> **The task**:
Every entry in the listing below has to be given again exactly.

> **Material to process**:
++++++++++

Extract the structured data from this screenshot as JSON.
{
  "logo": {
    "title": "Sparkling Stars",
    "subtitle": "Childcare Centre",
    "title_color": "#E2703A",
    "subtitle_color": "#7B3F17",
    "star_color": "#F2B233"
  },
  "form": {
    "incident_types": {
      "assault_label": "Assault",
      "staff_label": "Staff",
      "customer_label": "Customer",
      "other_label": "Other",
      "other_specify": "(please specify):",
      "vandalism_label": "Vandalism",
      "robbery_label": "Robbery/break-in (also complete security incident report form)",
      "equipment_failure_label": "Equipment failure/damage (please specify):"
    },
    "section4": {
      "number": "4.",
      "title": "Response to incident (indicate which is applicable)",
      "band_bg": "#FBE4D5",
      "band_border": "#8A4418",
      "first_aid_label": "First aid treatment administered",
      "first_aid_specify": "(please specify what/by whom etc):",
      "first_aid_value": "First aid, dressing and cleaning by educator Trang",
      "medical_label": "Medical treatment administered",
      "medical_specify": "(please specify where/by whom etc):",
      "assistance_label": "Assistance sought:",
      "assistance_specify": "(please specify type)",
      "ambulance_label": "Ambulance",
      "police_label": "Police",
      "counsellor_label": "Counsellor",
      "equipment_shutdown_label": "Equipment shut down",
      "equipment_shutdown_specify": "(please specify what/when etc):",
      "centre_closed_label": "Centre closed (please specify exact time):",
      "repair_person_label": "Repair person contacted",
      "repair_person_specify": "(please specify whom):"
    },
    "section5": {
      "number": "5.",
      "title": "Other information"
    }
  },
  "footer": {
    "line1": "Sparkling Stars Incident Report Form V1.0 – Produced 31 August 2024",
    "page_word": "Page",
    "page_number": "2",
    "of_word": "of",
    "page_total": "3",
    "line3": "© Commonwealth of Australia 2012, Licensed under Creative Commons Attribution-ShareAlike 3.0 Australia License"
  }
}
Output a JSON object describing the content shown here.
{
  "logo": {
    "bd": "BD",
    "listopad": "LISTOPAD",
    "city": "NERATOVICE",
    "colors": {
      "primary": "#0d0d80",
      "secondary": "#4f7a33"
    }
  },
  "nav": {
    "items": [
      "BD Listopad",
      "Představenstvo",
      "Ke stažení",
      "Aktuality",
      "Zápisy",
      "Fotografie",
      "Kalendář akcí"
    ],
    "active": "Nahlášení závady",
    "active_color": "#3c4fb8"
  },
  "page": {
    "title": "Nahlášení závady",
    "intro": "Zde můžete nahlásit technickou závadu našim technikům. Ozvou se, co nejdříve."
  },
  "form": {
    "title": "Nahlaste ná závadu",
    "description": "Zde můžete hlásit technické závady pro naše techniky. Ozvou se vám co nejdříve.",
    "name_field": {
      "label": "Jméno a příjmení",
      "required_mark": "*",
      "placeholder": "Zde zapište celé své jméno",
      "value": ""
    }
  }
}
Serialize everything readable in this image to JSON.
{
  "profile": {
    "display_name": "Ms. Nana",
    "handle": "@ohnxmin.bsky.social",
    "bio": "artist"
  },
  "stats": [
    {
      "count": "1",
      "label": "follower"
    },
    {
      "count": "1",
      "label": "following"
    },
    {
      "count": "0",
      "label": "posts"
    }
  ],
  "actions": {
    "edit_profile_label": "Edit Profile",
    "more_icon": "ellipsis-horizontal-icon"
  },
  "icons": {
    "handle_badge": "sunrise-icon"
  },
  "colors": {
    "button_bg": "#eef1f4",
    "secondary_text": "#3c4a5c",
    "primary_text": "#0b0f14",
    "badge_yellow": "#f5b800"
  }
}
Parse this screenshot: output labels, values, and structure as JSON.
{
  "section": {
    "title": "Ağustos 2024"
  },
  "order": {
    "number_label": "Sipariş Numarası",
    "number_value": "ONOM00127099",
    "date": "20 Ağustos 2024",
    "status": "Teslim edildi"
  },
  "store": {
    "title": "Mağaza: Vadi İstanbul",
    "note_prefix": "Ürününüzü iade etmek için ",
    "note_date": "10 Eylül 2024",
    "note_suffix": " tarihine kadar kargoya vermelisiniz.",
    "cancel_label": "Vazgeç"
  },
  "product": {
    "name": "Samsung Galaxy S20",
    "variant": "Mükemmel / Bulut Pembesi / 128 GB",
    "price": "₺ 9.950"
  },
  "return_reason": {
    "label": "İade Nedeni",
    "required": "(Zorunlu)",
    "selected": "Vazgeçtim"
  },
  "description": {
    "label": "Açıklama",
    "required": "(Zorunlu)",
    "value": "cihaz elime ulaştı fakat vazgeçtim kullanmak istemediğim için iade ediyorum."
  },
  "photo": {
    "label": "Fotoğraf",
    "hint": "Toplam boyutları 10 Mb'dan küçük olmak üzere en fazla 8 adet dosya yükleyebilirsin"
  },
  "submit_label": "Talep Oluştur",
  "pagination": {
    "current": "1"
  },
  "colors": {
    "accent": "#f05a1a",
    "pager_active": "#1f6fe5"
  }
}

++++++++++

> **Task solution**:
Extract the structured data from this screenshot as JSON.
{
  "logo": {
    "title": "Sparkling Stars",
    "subtitle": "Childcare Centre",
    "title_color": "#E2703A",
    "subtitle_color": "#7B3F17",
    "star_color": "#F2B233"
  },
  "form": {
    "incident_types": {
      "assault_label": "Assault",
      "staff_label": "Staff",
      "customer_label": "Customer",
      "other_label": "Other",
      "other_specify": "(please specify):",
      "vandalism_label": "Vandalism",
      "robbery_label": "Robbery/break-in (also complete security incident report form)",
      "equipment_failure_label": "Equipment failure/damage (please specify):"
    },
    "section4": {
      "number": "4.",
      "title": "Response to incident (indicate which is applicable)",
      "band_bg": "#FBE4D5",
      "band_border": "#8A4418",
      "first_aid_label": "First aid treatment administered",
      "first_aid_specify": "(please specify what/by whom etc):",
      "first_aid_value": "First aid, dressing and cleaning by educator Trang",
      "medical_label": "Medical treatment administered",
      "medical_specify": "(please specify where/by whom etc):",
      "assistance_label": "Assistance sought:",
      "assistance_specify": "(please specify type)",
      "ambulance_label": "Ambulance",
      "police_label": "Police",
      "counsellor_label": "Counsellor",
      "equipment_shutdown_label": "Equipment shut down",
      "equipment_shutdown_specify": "(please specify what/when etc):",
      "centre_closed_label": "Centre closed (please specify exact time):",
      "repair_person_label": "Repair person contacted",
      "repair_person_specify": "(please specify whom):"
    },
    "section5": {
      "number": "5.",
      "title": "Other information"
    }
  },
  "footer": {
    "line1": "Sparkling Stars Incident Report Form V1.0 – Produced 31 August 2024",
    "page_word": "Page",
    "page_number": "2",
    "of_word": "of",
    "page_total": "3",
    "line3": "© Commonwealth of Australia 2012, Licensed under Creative Commons Attribution-ShareAlike 3.0 Australia License"
  }
}
Output a JSON object describing the content shown here.
{
  "logo": {
    "bd": "BD",
    "listopad": "LISTOPAD",
    "city": "NERATOVICE",
    "colors": {
      "primary": "#0d0d80",
      "secondary": "#4f7a33"
    }
  },
  "nav": {
    "items": [
      "BD Listopad",
      "Představenstvo",
      "Ke stažení",
      "Aktuality",
      "Zápisy",
      "Fotografie",
      "Kalendář akcí"
    ],
    "active": "Nahlášení závady",
    "active_color": "#3c4fb8"
  },
  "page": {
    "title": "Nahlášení závady",
    "intro": "Zde můžete nahlásit technickou závadu našim technikům. Ozvou se, co nejdříve."
  },
  "form": {
    "title": "Nahlaste ná závadu",
    "description": "Zde můžete hlásit technické závady pro naše techniky. Ozvou se vám co nejdříve.",
    "name_field": {
      "label": "Jméno a příjmení",
      "required_mark": "*",
      "placeholder": "Zde zapište celé své jméno",
      "value": ""
    }
  }
}
Serialize everything readable in this image to JSON.
{
  "profile": {
    "display_name": "Ms. Nana",
    "handle": "@ohnxmin.bsky.social",
    "bio": "artist"
  },
  "stats": [
    {
      "count": "1",
      "label": "follower"
    },
    {
      "count": "1",
      "label": "following"
    },
    {
      "count": "0",
      "label": "posts"
    }
  ],
  "actions": {
    "edit_profile_label": "Edit Profile",
    "more_icon": "ellipsis-horizontal-icon"
  },
  "icons": {
    "handle_badge": "sunrise-icon"
  },
  "colors": {
    "button_bg": "#eef1f4",
    "secondary_text": "#3c4a5c",
    "primary_text": "#0b0f14",
    "badge_yellow": "#f5b800"
  }
}
Parse this screenshot: output labels, values, and structure as JSON.
{
  "section": {
    "title": "Ağustos 2024"
  },
  "order": {
    "number_label": "Sipariş Numarası",
    "number_value": "ONOM00127099",
    "date": "20 Ağustos 2024",
    "status": "Teslim edildi"
  },
  "store": {
    "title": "Mağaza: Vadi İstanbul",
    "note_prefix": "Ürününüzü iade etmek için ",
    "note_date": "10 Eylül 2024",
    "note_suffix": " tarihine kadar kargoya vermelisiniz.",
    "cancel_label": "Vazgeç"
  },
  "product": {
    "name": "Samsung Galaxy S20",
    "variant": "Mükemmel / Bulut Pembesi / 128 GB",
    "price": "₺ 9.950"
  },
  "return_reason": {
    "label": "İade Nedeni",
    "required": "(Zorunlu)",
    "selected": "Vazgeçtim"
  },
  "description": {
    "label": "Açıklama",
    "required": "(Zorunlu)",
    "value": "cihaz elime ulaştı fakat vazgeçtim kullanmak istemediğim için iade ediyorum."
  },
  "photo": {
    "label": "Fotoğraf",
    "hint": "Toplam boyutları 10 Mb'dan küçük olmak üzere en fazla 8 adet dosya yükleyebilirsin"
  },
  "submit_label": "Talep Oluştur",
  "pagination": {
    "current": "1"
  },
  "colors": {
    "accent": "#f05a1a",
    "pager_active": "#1f6fe5"
  }
}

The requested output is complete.